Are we all in?
Qatar was an incredibly delightful experience. Everyone was on their best behavior and if there ever was a thing as team spirit, it was felt in Qatar. From the airport to the city to World Cup events, everyone had one mission: “help people feel welcome.” The city-state was safe, so when matches ended at midnight, people felt comfortable turning up in fan-fest zones till 2am and getting home at 3 in the morning. Some people may argue that this was good packaging enforced by the Qatari government, and maybe it was, but if every business and every organization successfully got their front office staff to ‘properly package’, we would have excellent businesses running excellent services. I dare say that much of it was not packaging. People truly felt like they were contributing their own quota to the success of this giant event.
So, if we set out a plan and lay out a handbook for customer service, can we guarantee that the immigration officer in Lagos, the taxi driver in Owerri, the police checkpoints in Abuja and the bus conductors in Oshodi would co-operate? Are we all in for the good of the group, or would this be an opportunity for us to extort as much as we can to our individual heart’s content? We test-run this yo-yo every December, when we see an in-flux of guests coming in for Detty December and if this were a class, we would be repeating.
Speaking of Detty December…
Monkey dey work, baboon dey chop.
In English: other people are reaping where we have sown. Remember Detty December, 2019? It was the year that changed everything in West African in-bound tourism. Nigeria’s tree of music, film and entertainment had started yielding fruit for the country. We could see that people started to consider Nigeria as the Mecca of afrobeat. Ooh, this was the fruit of that which we had worked so hard for. And then Ghana steps in to say, hey, Diasporans come to us. We will show you where you came from. We will give you easy entry. We will bring the Nigerian musicians here for you. And if you want to stay close to your ancestors, we will give you residence permits. This is the motherland, come home! I’ve shared lots of threads and posts about how we missed the first wave of this opportunity and how we can salvage the loss. All this to say that events like the World Cup thrive on ecosystems. That’s why the governments of Bahrain, Saudi Arabia and Oman allowed me use my Hayya Card to apply for visas to visit their countries. They were not alone, pretty much all Qatar’s neighbors including the UAE and Kuwait encouraged World Cup fans to visit them with no additional paperwork and cheap connecting flights. We have a little annual opportunity to practice and hone this craft of hosting visitors enmasse, and as part of an ecosystem. And we are not practicing.
The conversation continued long after the second half was over and the euphoria of the World Cup had waned. It still continues. When I think fondly of my time in Qatar, I fantasize about another African World Cup, perhaps one that is shared by multiple countries. Nigeria might be able to handle one or two games. I want the joy, the energy, the vibrancy and the common commitment to something.
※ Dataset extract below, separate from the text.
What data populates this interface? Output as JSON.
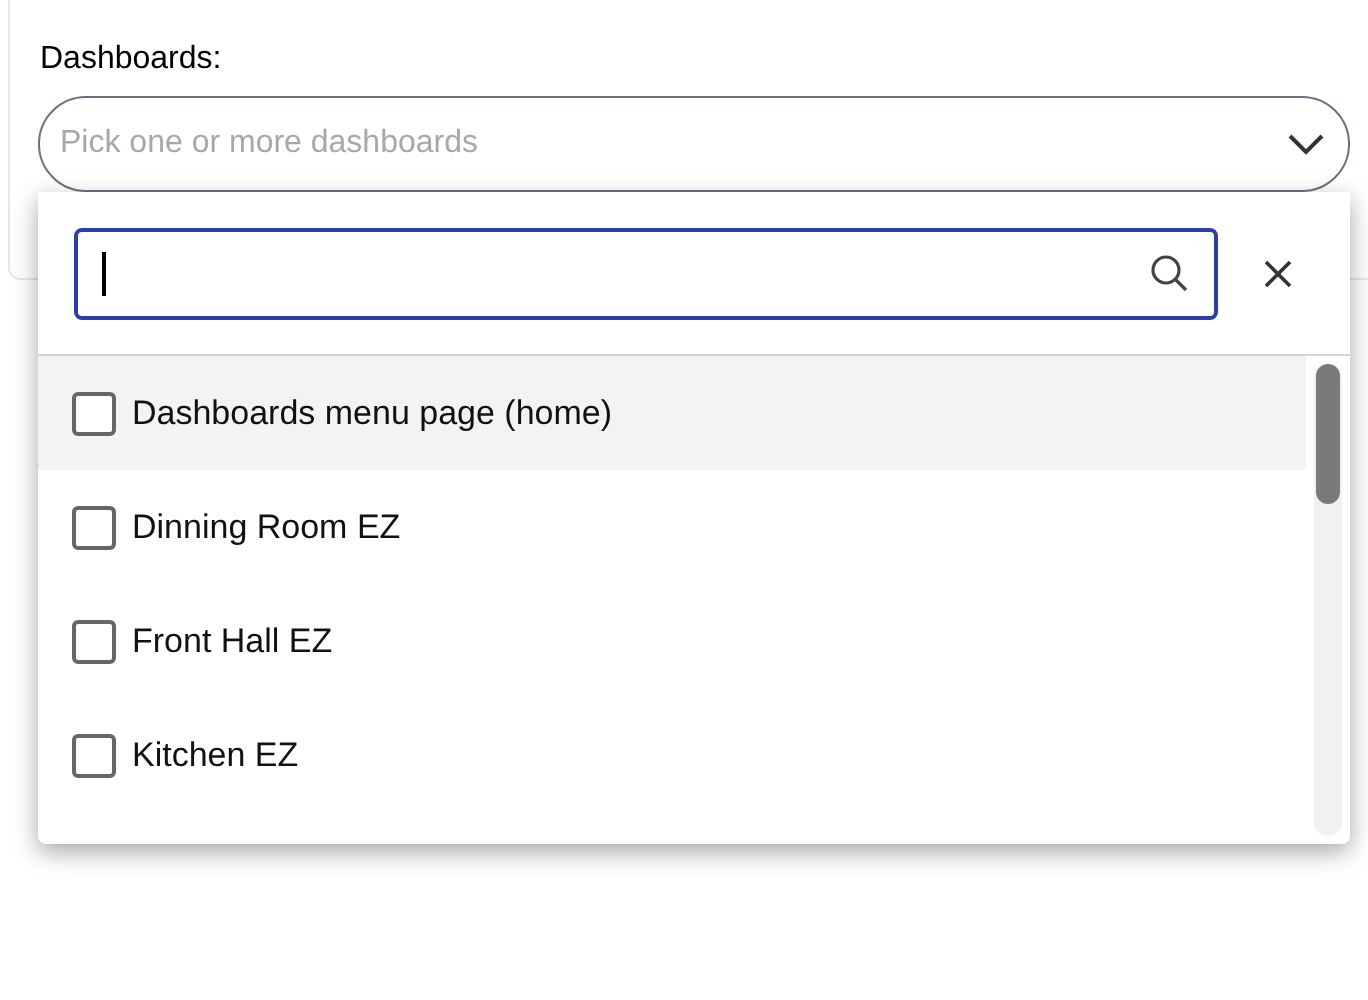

I want it for my people. I want it so much for us.
So, can Nigeria host a World Cup? We must never make categorical condemnations such as ‘NO’ but we can ask the very important question:, ‘biko, HOW?’
Before you go, I would like to say thank you for being a part of this community. Please, keep sending me lovely emails with your comments and questions. I see that majority of you open and read the emails but I truly love when you respond to me.